*Problem to work on*:
Your output should be the listing itself, repeated exactly.

*Source material*:

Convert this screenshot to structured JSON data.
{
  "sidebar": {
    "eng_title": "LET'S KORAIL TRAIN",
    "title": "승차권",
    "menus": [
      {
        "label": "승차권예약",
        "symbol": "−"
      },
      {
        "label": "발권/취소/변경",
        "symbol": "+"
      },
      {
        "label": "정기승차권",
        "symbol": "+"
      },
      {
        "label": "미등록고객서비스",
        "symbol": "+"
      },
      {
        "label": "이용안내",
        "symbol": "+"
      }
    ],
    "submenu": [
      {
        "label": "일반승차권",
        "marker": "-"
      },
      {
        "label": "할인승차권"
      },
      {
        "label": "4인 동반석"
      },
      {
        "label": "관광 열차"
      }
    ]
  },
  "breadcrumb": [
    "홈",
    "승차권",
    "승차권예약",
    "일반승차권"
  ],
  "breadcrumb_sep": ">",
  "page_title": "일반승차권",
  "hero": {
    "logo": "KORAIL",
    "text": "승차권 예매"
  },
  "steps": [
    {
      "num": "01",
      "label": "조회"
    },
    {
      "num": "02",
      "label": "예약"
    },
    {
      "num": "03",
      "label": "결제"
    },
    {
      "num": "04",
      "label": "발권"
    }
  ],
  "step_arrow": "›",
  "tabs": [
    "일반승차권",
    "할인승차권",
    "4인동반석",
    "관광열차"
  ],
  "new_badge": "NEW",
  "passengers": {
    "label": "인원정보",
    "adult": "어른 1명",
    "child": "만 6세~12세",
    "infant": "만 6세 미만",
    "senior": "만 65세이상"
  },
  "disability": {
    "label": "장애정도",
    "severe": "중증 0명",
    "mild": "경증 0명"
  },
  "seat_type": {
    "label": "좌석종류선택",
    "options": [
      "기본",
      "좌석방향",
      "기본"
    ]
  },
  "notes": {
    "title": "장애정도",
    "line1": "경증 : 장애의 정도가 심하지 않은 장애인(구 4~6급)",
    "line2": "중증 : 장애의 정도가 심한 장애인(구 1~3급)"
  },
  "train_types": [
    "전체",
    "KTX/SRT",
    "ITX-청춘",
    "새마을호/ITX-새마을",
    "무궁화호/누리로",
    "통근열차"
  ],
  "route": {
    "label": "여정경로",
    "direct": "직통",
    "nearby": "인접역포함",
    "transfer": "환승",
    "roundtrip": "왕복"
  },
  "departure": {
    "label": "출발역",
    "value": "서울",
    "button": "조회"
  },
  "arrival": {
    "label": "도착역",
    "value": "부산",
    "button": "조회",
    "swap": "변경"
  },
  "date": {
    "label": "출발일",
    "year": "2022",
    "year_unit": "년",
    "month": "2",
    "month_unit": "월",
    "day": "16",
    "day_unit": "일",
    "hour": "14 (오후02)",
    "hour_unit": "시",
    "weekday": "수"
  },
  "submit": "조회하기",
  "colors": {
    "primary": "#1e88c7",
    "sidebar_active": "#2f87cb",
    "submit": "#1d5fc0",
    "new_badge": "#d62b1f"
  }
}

*Solution to this task*:
Convert this screenshot to structured JSON data.
{
  "sidebar": {
    "eng_title": "LET'S KORAIL TRAIN",
    "title": "승차권",
    "menus": [
      {
        "label": "승차권예약",
        "symbol": "−"
      },
      {
        "label": "발권/취소/변경",
        "symbol": "+"
      },
      {
        "label": "정기승차권",
        "symbol": "+"
      },
      {
        "label": "미등록고객서비스",
        "symbol": "+"
      },
      {
        "label": "이용안내",
        "symbol": "+"
      }
    ],
    "submenu": [
      {
        "label": "일반승차권",
        "marker": "-"
      },
      {
        "label": "할인승차권"
      },
      {
        "label": "4인 동반석"
      },
      {
        "label": "관광 열차"
      }
    ]
  },
  "breadcrumb": [
    "홈",
    "승차권",
    "승차권예약",
    "일반승차권"
  ],
  "breadcrumb_sep": ">",
  "page_title": "일반승차권",
  "hero": {
    "logo": "KORAIL",
    "text": "승차권 예매"
  },
  "steps": [
    {
      "num": "01",
      "label": "조회"
    },
    {
      "num": "02",
      "label": "예약"
    },
    {
      "num": "03",
      "label": "결제"
    },
    {
      "num": "04",
      "label": "발권"
    }
  ],
  "step_arrow": "›",
  "tabs": [
    "일반승차권",
    "할인승차권",
    "4인동반석",
    "관광열차"
  ],
  "new_badge": "NEW",
  "passengers": {
    "label": "인원정보",
    "adult": "어른 1명",
    "child": "만 6세~12세",
    "infant": "만 6세 미만",
    "senior": "만 65세이상"
  },
  "disability": {
    "label": "장애정도",
    "severe": "중증 0명",
    "mild": "경증 0명"
  },
  "seat_type": {
    "label": "좌석종류선택",
    "options": [
      "기본",
      "좌석방향",
      "기본"
    ]
  },
  "notes": {
    "title": "장애정도",
    "line1": "경증 : 장애의 정도가 심하지 않은 장애인(구 4~6급)",
    "line2": "중증 : 장애의 정도가 심한 장애인(구 1~3급)"
  },
  "train_types": [
    "전체",
    "KTX/SRT",
    "ITX-청춘",
    "새마을호/ITX-새마을",
    "무궁화호/누리로",
    "통근열차"
  ],
  "route": {
    "label": "여정경로",
    "direct": "직통",
    "nearby": "인접역포함",
    "transfer": "환승",
    "roundtrip": "왕복"
  },
  "departure": {
    "label": "출발역",
    "value": "서울",
    "button": "조회"
  },
  "arrival": {
    "label": "도착역",
    "value": "부산",
    "button": "조회",
    "swap": "변경"
  },
  "date": {
    "label": "출발일",
    "year": "2022",
    "year_unit": "년",
    "month": "2",
    "month_unit": "월",
    "day": "16",
    "day_unit": "일",
    "hour": "14 (오후02)",
    "hour_unit": "시",
    "weekday": "수"
  },
  "submit": "조회하기",
  "colors": {
    "primary": "#1e88c7",
    "sidebar_active": "#2f87cb",
    "submit": "#1d5fc0",
    "new_badge": "#d62b1f"
  }
}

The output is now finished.